"""

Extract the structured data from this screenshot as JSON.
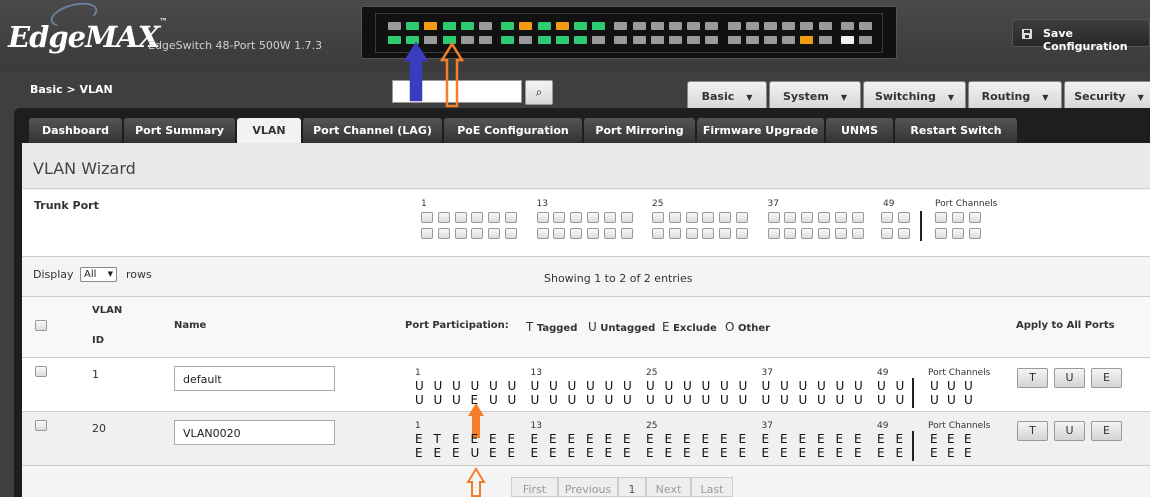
{
  "header": {
    "brand": "EdgeMAX",
    "trademark": "™",
    "model": "EdgeSwitch 48-Port 500W 1.7.3",
    "save_label": "Save Configuration"
  },
  "breadcrumb": "Basic > VLAN",
  "nav_menu": [
    {
      "label": "Basic"
    },
    {
      "label": "System"
    },
    {
      "label": "Switching"
    },
    {
      "label": "Routing"
    },
    {
      "label": "Security"
    }
  ],
  "tabs": [
    {
      "label": "Dashboard"
    },
    {
      "label": "Port Summary"
    },
    {
      "label": "VLAN",
      "active": true
    },
    {
      "label": "Port Channel (LAG)"
    },
    {
      "label": "PoE Configuration"
    },
    {
      "label": "Port Mirroring"
    },
    {
      "label": "Firmware Upgrade"
    },
    {
      "label": "UNMS"
    },
    {
      "label": "Restart Switch"
    }
  ],
  "wizard": {
    "title": "VLAN Wizard",
    "trunk_label": "Trunk Port",
    "group_numbers": [
      "1",
      "13",
      "25",
      "37",
      "49"
    ],
    "port_channels_label": "Port Channels"
  },
  "display": {
    "label": "Display",
    "value": "All",
    "suffix": "rows",
    "entries": "Showing 1 to 2 of 2 entries"
  },
  "table": {
    "headers": {
      "vlan_id_1": "VLAN",
      "vlan_id_2": "ID",
      "name": "Name",
      "participation": "Port Participation:",
      "apply": "Apply to All Ports"
    },
    "legend": [
      {
        "code": "T",
        "text": "Tagged"
      },
      {
        "code": "U",
        "text": "Untagged"
      },
      {
        "code": "E",
        "text": "Exclude"
      },
      {
        "code": "O",
        "text": "Other"
      }
    ],
    "rows": [
      {
        "id": "1",
        "name": "default",
        "top": "UUUUUUUUUUUUUUUUUUUUUUUUUUUUUUUUUUUUUUUUUUUUUUUUUUUU",
        "bottom": "UUUEUUUUUUUUUUUUUUUUUUUUUUUUUUUUUUUUUUUUUUUUUUUUUUUU",
        "pc_top": "UUU",
        "pc_bottom": "UUU",
        "group_numbers": [
          "1",
          "13",
          "25",
          "37",
          "49"
        ],
        "pc_label": "Port Channels",
        "buttons": [
          "T",
          "U",
          "E"
        ]
      },
      {
        "id": "20",
        "name": "VLAN0020",
        "top": "ETEEEEEEEEEEEEEEEEEEEEEEEEEEEEEEEEEEEEEEEEEEEEEEEEEE",
        "bottom": "EEEUEEEEEEEEEEEEEEEEEEEEEEEEEEEEEEEEEEEEEEEEEEEEEEEE",
        "pc_top": "EEE",
        "pc_bottom": "EEE",
        "group_numbers": [
          "1",
          "13",
          "25",
          "37",
          "49"
        ],
        "pc_label": "Port Channels",
        "buttons": [
          "T",
          "U",
          "E"
        ]
      }
    ]
  },
  "pagination": [
    "First",
    "Previous",
    "1",
    "Next",
    "Last"
  ],
  "port_panel": {
    "colors": {
      "green": "#2ecc71",
      "orange": "#f39c12",
      "gray": "#9a9a9a",
      "white": "#f0f0f0"
    },
    "top": [
      "gray",
      "green",
      "orange",
      "green",
      "green",
      "gray",
      "green",
      "orange",
      "green",
      "orange",
      "green",
      "green",
      "gray",
      "gray",
      "gray",
      "gray",
      "gray",
      "gray",
      "gray",
      "gray",
      "gray",
      "gray",
      "gray",
      "gray",
      "gray",
      "gray"
    ],
    "bottom": [
      "green",
      "green",
      "gray",
      "green",
      "gray",
      "gray",
      "green",
      "gray",
      "green",
      "green",
      "green",
      "gray",
      "gray",
      "gray",
      "gray",
      "gray",
      "gray",
      "gray",
      "gray",
      "gray",
      "gray",
      "gray",
      "orange",
      "gray",
      "white",
      "gray"
    ]
  },
  "annotation_colors": {
    "blue": "#3b3bbd",
    "orange": "#f57e2a"
  }
}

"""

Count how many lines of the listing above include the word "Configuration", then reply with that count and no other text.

Reply to the exercise: 2